But again, with all of this connectivity, there is the real fear (and in fact, it is a reality) that this just leaves more open holes for the Cyber attacker to launch a massive hack.  Remember, in the world of IoT, we are not just talking about one point of failure, we are talking about multiple points of failure that can occur.  To the best of my knowledge, there have been no Cyber attacks yet against an IoT framework, but there has been strong fear in both the scientific and the technological communities that something like this can happen.

As a result, many of the major educational insitututions, MIT in particular, have come up with a possible solution to this threat.  This makes use of a novel concept of what is known as “Frequency Hopping”.  To get really technical about this, they have invented a transmitter that can secure billions of IoT products by various frequency hops that each individual 1 or 0 bit of a data packet that a device sends out.  As a result, a unique, random frequency is sent out every microsecond, thus preventing attackers from intercepting and manipulating the data that is generated by an IoT infrastructure.

Also, bulk acoustic wave (BAW) resonators are used to enable the rapid switch between a wide range of Radio Frequency channels.  As a result, a random channel is sent out every microsecond. To make matters even safer, the researchers at MIT have even created a new wireless protocol which is different from those being currently used.

Wow, this is sort of above my head, but the best that I can surmise is that an IoT Infrastructure makes use of what are known as “RFID” radio signals for all of the devices in our homes to communicate with another, and even with Virtual Private Assistant that is being used.  RFID signals are not encrypted, thus they are very prone to a Cyber attack.

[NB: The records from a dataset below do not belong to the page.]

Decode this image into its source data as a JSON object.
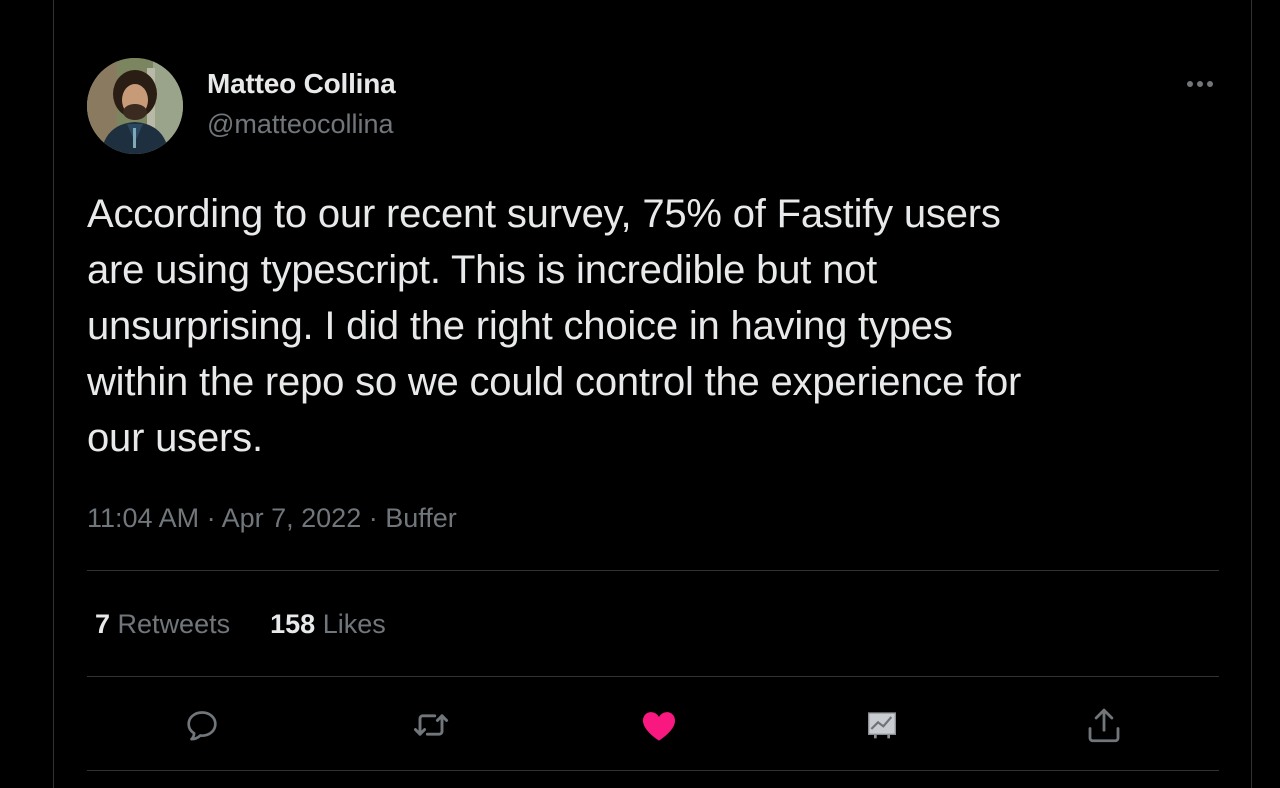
{
  "author": {
    "display_name": "Matteo Collina",
    "handle": "@matteocollina"
  },
  "tweet": {
    "text": "According to our recent survey, 75% of Fastify users\nare using typescript. This is incredible but not\nunsurprising. I did the right choice in having types\nwithin the repo so we could control the experience for\nour users."
  },
  "meta": {
    "time": "11:04 AM",
    "separator": "·",
    "date": "Apr 7, 2022",
    "source": "Buffer"
  },
  "stats": {
    "retweets": {
      "count": "7",
      "label": "Retweets"
    },
    "likes": {
      "count": "158",
      "label": "Likes"
    }
  },
  "actions": {
    "reply_icon": "reply-icon",
    "retweet_icon": "retweet-icon",
    "like_icon": "heart-icon",
    "analytics_icon": "analytics-icon",
    "share_icon": "share-icon",
    "like_color": "#f91880",
    "icon_color": "#71767b"
  },
  "colors": {
    "background": "#000000",
    "text_primary": "#e7e9ea",
    "text_secondary": "#71767b",
    "border": "#2f3336"
  }
}
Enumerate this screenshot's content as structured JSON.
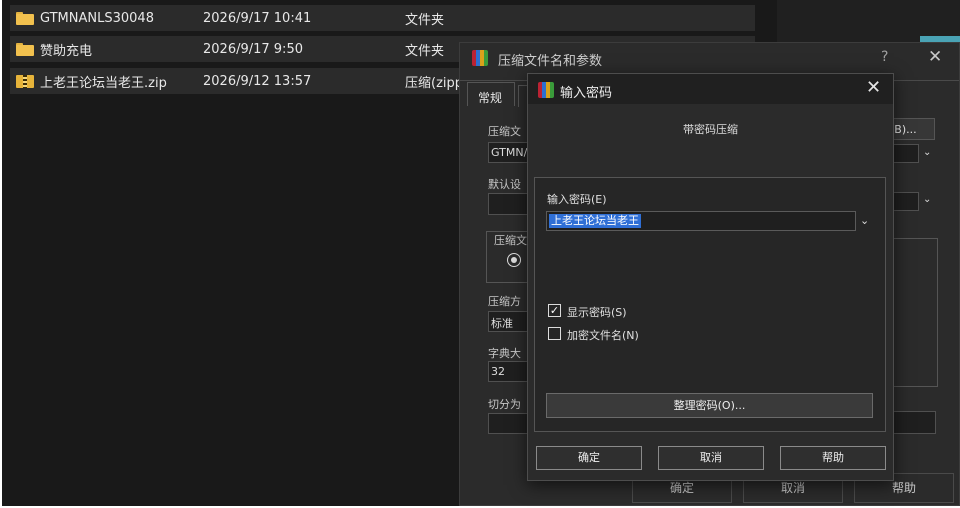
{
  "explorer": {
    "files": [
      {
        "name": "GTMNANLS30048",
        "date": "2026/9/17 10:41",
        "type": "文件夹",
        "icon": "folder-icon"
      },
      {
        "name": "赞助充电",
        "date": "2026/9/17 9:50",
        "type": "文件夹",
        "icon": "folder-icon"
      },
      {
        "name": "上老王论坛当老王.zip",
        "date": "2026/9/12 13:57",
        "type": "压缩(zipp",
        "icon": "zip-icon"
      }
    ]
  },
  "bg_dialog": {
    "title": "压缩文件名和参数",
    "help_mark": "?",
    "close": "✕",
    "tab_general": "常规",
    "archive_name_label": "压缩文",
    "archive_name_value": "GTMN/",
    "default_profile_label": "默认设",
    "format_group_label": "压缩文",
    "method_label": "压缩方",
    "method_value": "标准",
    "dict_label": "字典大",
    "dict_value": "32",
    "split_label": "切分为",
    "browse_label": "(B)...",
    "ok": "确定",
    "cancel": "取消",
    "help": "帮助"
  },
  "pw_dialog": {
    "title": "输入密码",
    "close": "✕",
    "heading": "带密码压缩",
    "password_label": "输入密码(E)",
    "password_value": "上老王论坛当老王",
    "show_password": "显示密码(S)",
    "show_password_checked": true,
    "encrypt_names": "加密文件名(N)",
    "encrypt_names_checked": false,
    "organize_button": "整理密码(O)...",
    "ok": "确定",
    "cancel": "取消",
    "help": "帮助"
  },
  "colors": {
    "selection": "#2f6fd6",
    "folder": "#f2c14e"
  }
}
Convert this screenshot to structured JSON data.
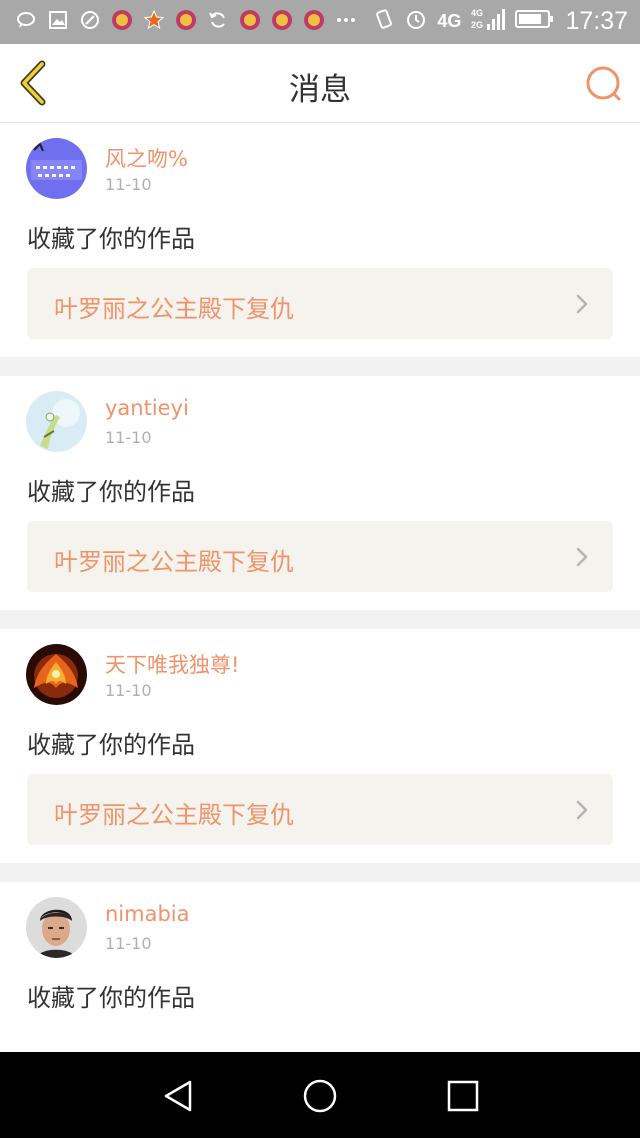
{
  "status_bar": {
    "time": "17:37",
    "network": "4G",
    "network2": "4G 2G",
    "icons": [
      "chat-icon",
      "gallery-icon",
      "app-icon",
      "app-icon",
      "star-icon",
      "app-icon",
      "sync-icon",
      "app-icon",
      "app-icon",
      "app-icon",
      "more-icon"
    ]
  },
  "header": {
    "title": "消息",
    "back_icon": "chevron-left-icon",
    "search_icon": "search-icon",
    "accent": "#f0936a"
  },
  "notifications": [
    {
      "username": "风之吻%",
      "date": "11-10",
      "action": "收藏了你的作品",
      "work_title": "叶罗丽之公主殿下复仇"
    },
    {
      "username": "yantieyi",
      "date": "11-10",
      "action": "收藏了你的作品",
      "work_title": "叶罗丽之公主殿下复仇"
    },
    {
      "username": "天下唯我独尊!",
      "date": "11-10",
      "action": "收藏了你的作品",
      "work_title": "叶罗丽之公主殿下复仇"
    },
    {
      "username": "nimabia",
      "date": "11-10",
      "action": "收藏了你的作品",
      "work_title": ""
    }
  ],
  "nav_bar": {
    "back": "triangle-back-icon",
    "home": "circle-home-icon",
    "recent": "square-recent-icon"
  }
}
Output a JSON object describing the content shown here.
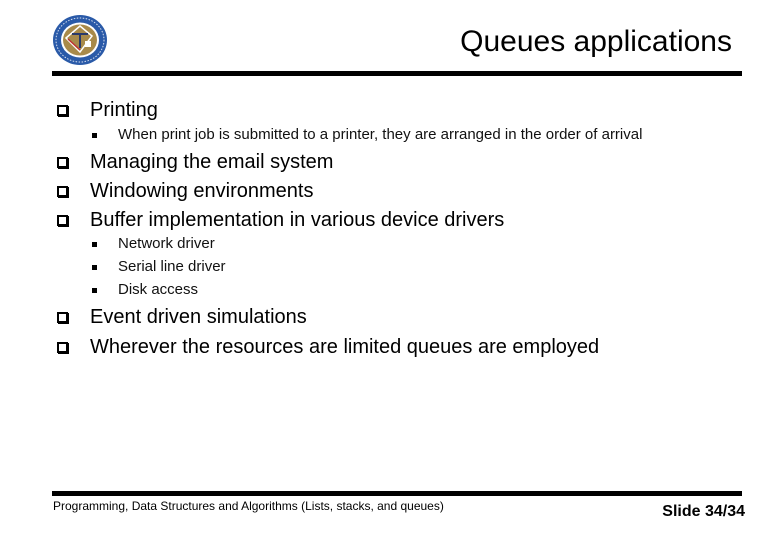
{
  "slide": {
    "title": "Queues applications",
    "logo": "university-seal-emblem",
    "bullets": [
      {
        "text": "Printing",
        "sub": [
          "When print job is submitted to a printer, they are arranged in the order of arrival"
        ]
      },
      {
        "text": "Managing the email system",
        "sub": []
      },
      {
        "text": "Windowing environments",
        "sub": []
      },
      {
        "text": "Buffer implementation in various device drivers",
        "sub": [
          "Network driver",
          "Serial line driver",
          "Disk access"
        ]
      },
      {
        "text": "Event driven simulations",
        "sub": []
      },
      {
        "text": "Wherever the resources are limited queues are employed",
        "sub": []
      }
    ]
  },
  "footer": {
    "course": "Programming, Data Structures and Algorithms  (Lists, stacks, and queues)",
    "slide_number": "Slide 34/34"
  },
  "colors": {
    "text": "#000000",
    "background": "#ffffff",
    "logo_outer": "#2a5aa8",
    "logo_inner": "#a88a4a"
  }
}
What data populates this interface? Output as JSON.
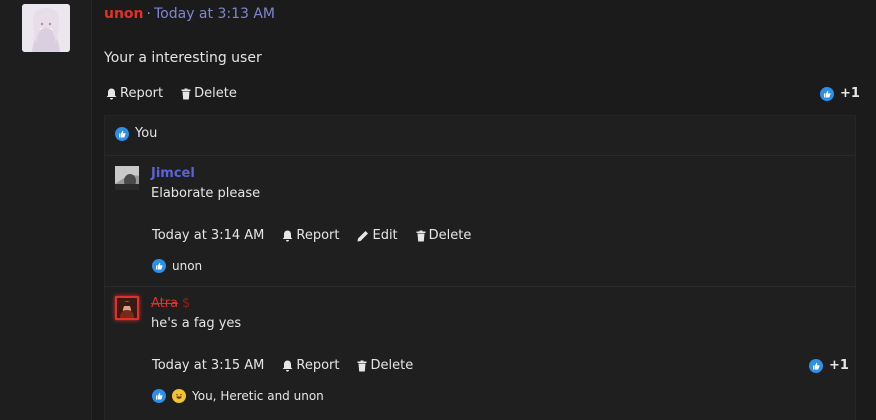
{
  "post": {
    "author": "unon",
    "separator": "·",
    "time": "Today at 3:13 AM",
    "body": "Your a interesting user",
    "actions": {
      "report": "Report",
      "delete": "Delete"
    },
    "reaction_count": "+1",
    "reacted_by": "You"
  },
  "comments": [
    {
      "author": "Jimcel",
      "text": "Elaborate please",
      "time": "Today at 3:14 AM",
      "actions": {
        "report": "Report",
        "edit": "Edit",
        "delete": "Delete"
      },
      "reacted_by": "unon"
    },
    {
      "author": "Atra",
      "badge": "$",
      "text": "he's a fag yes",
      "time": "Today at 3:15 AM",
      "actions": {
        "report": "Report",
        "delete": "Delete"
      },
      "reaction_count": "+1",
      "reacted_by": "You, Heretic and unon"
    }
  ],
  "colors": {
    "author_red": "#e0302a",
    "author_blue": "#5b63d6",
    "time_link": "#7f86d0",
    "like": "#2c8fe8"
  }
}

So, the ultimate goal here is not to just have just one static RFID signal that is being transmitted, but rather a rotating series of them of on the second of differing frequencies so that the Cyber attacker cannot guess the exact frequency.  If this value is known, the Cyber attacker then has a way to get through and further penetrate an IoT infrastructure.

It is important to keep in mind that all of this is still in theory, I don’t think of this has actually been deployed in a commercial setting, at least not yet.  But if this does prove viable, it can even be used to protect the medical devices that patients use (in particular insulin pumps and pacemakers) which are also prone to a Cyber attack.  Also, this solution could even be potentially used in a Botnet style attack, where one home that has an IoT Infrastructure can be used as a central location in which to launch attacks against other homes.

Finally, the researchers will be presenting their paper on the breakthrough transmitter at the IEEE Radio Frequency Integrated Circuits Symposium later this year.

So, until then, stay tuned on this blog site for new developments on this!!!